Rocco opened his talk by telling us about a “gruesome meeting on the Hill” recently, after which he told his wife Debby it reminded him of a favorite old country song: Joe South’s These Are Not My People. Then he told us that he was relieved to be here, because “…you ARE my people!” Vigorous applause. It  felt good to be included.

He drew a parallel between the theatre as “the most aspirational of activities” and the Obama administration as driven by aspiration. In his no-nonsense-get-to-the-bottom-line style, he respectfully referred to our President as an artist “…who has faced the blank page” and succeeded in that perilous journey. And he spoke passionately about the theatre as “…the most essential, the most basic and primal of all human activities; the activity that appeals to our deepest needs and impulses.” It was stirring. “I mean it’s gossip – we’re overhearing people talk when we go to a play!” Impeccable timing.

He went on to explain that if we hadn’t heard about “Art Works” yet, we would soon, with its triplicate meaning :

1. Art works on the wall, as in “a piece of art”.

2. Art works to transform lives, as in his case, he was changed forever when he saw Long Days Journey…

3. Art IS work!  As in: there are 5.7 million arts related jobs in our country.

Rocco spoke from his heart, and didn’t refer much to his scribbled notes on a yellow pad. He admitted that the Chairmanship is still so new to him he hasn’t figured out how it works. He is comfortable in his discomfort, however, and is not afraid to fail. It is one of the reasons I’m so excited about his arrival in Washington; he is living proof of the Theatrical Intelligence principle: failure is the quickest way to learn.

He was a good sport and answered a few questions we had submitted earlier in the day. His lack of endorsement for ‘No Child Left Behind’ was palpable: “It leaves too many children behind who could be saved by arts programs.” He spoke of a charter school in New Orleans which gave him a glimpse into an inspired program, as he watched young children start the day singing Fats Domino songs.

And he answered my question (don’t even ask how thrilled I was) which was “By what measure will you define your success at NEA?” His answer was to tell of the crusty old New Englander who was asked his advice about what makes a happy life. His answer: faster horses, younger women, better whiskey, and more money.

Rocco: I’ll let the first three go, but without a doubt the way I’ll be judged is by how much money I can bring into the NEA. What can I say? I am optimistic. And with apologies to Mel Brooks – perhaps my optimism is delusional –  I can’t help it, I’m a broadway producer.

Applause. Standing ovation. Exit.

My opinion? Perfect casting.

*I was meeting Futurist Jack Uldrich, a Twitter pal, who had presented a stimulating talk on “unlearning” earlier in the day.
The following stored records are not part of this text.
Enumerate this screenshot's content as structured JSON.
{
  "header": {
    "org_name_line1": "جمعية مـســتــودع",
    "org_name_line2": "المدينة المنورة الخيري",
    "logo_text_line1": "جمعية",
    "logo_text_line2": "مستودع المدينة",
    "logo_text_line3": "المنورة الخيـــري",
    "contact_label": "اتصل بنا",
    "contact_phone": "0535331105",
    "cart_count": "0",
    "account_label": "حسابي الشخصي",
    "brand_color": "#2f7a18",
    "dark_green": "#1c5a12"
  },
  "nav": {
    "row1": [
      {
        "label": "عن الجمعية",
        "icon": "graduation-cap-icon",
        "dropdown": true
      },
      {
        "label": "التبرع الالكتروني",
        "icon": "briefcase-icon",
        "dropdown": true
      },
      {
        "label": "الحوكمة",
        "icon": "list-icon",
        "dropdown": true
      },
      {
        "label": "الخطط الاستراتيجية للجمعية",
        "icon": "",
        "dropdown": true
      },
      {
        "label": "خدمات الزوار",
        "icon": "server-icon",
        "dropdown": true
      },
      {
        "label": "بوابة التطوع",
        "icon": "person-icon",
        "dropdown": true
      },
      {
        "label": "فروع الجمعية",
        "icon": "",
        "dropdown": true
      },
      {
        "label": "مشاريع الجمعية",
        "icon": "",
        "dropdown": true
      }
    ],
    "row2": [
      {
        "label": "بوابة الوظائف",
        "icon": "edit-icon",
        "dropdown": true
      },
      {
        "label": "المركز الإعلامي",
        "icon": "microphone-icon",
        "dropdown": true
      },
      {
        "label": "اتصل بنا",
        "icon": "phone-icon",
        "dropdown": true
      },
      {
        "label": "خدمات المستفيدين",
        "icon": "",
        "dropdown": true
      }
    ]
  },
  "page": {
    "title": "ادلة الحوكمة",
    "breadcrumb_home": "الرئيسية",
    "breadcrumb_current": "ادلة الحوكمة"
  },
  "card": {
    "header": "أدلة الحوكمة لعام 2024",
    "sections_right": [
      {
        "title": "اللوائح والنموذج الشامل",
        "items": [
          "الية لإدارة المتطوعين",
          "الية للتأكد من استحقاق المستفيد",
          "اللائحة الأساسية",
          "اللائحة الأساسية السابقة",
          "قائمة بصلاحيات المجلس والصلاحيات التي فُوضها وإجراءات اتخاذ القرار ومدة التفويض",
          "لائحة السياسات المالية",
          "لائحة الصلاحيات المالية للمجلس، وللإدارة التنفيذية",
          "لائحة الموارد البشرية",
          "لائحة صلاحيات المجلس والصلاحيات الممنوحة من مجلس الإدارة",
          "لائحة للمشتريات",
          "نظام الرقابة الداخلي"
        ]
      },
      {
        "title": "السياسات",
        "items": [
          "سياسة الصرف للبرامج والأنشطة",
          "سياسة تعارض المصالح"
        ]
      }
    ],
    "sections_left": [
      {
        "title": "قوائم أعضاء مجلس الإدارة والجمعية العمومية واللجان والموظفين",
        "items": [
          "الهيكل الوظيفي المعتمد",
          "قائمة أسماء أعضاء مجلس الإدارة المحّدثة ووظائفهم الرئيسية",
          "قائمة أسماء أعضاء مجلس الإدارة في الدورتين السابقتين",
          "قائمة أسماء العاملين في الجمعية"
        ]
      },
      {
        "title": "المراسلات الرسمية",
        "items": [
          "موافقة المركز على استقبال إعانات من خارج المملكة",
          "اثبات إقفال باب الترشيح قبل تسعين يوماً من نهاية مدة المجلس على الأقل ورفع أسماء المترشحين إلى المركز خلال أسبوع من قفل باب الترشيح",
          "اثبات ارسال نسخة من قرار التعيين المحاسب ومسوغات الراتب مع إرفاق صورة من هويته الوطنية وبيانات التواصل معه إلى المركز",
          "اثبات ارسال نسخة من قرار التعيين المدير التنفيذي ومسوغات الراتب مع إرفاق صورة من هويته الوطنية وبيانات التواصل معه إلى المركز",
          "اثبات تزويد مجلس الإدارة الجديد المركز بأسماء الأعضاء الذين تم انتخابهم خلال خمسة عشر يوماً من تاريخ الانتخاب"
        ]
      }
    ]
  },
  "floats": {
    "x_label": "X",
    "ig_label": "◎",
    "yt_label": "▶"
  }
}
Welcome!

Monday, May 11th, 2009

Are you wondering what Theatrical Intelligence is? Simply put, it is a process I have developed based on the theatrical production model, to bring joy and creativity into the workplace. It’s the fun part of being smart!

It came about as a result of my personal career shift from working IN the theatre to working ON the theatre, which (for me) meant working in a more businesslike environment.  My first three blogposts form a trilogy describing the way my professional experience gradually grew into this new venture.

Theatrical Intelligence has six principles and eight roles (listed below).

Peak performance - an "A" in lights

THE SIX PRINCIPLES

1. Everyone shares the same goal
2. Everyone shares an equivalent risk
3. Collaboration rules
4. The work matters
5. Failure is your friend, and the fastest way to learn
6. Success comes with the courage of stepping into the unknown

THE EIGHT ROLES

1. Writer
2. Actor
3. Director
4. Producer
5. Designer
6. Manager
7. Technician
8. Critic

I will be blogging about this concept (and related subjects) and you are invited to join the conversation.  

Cheers!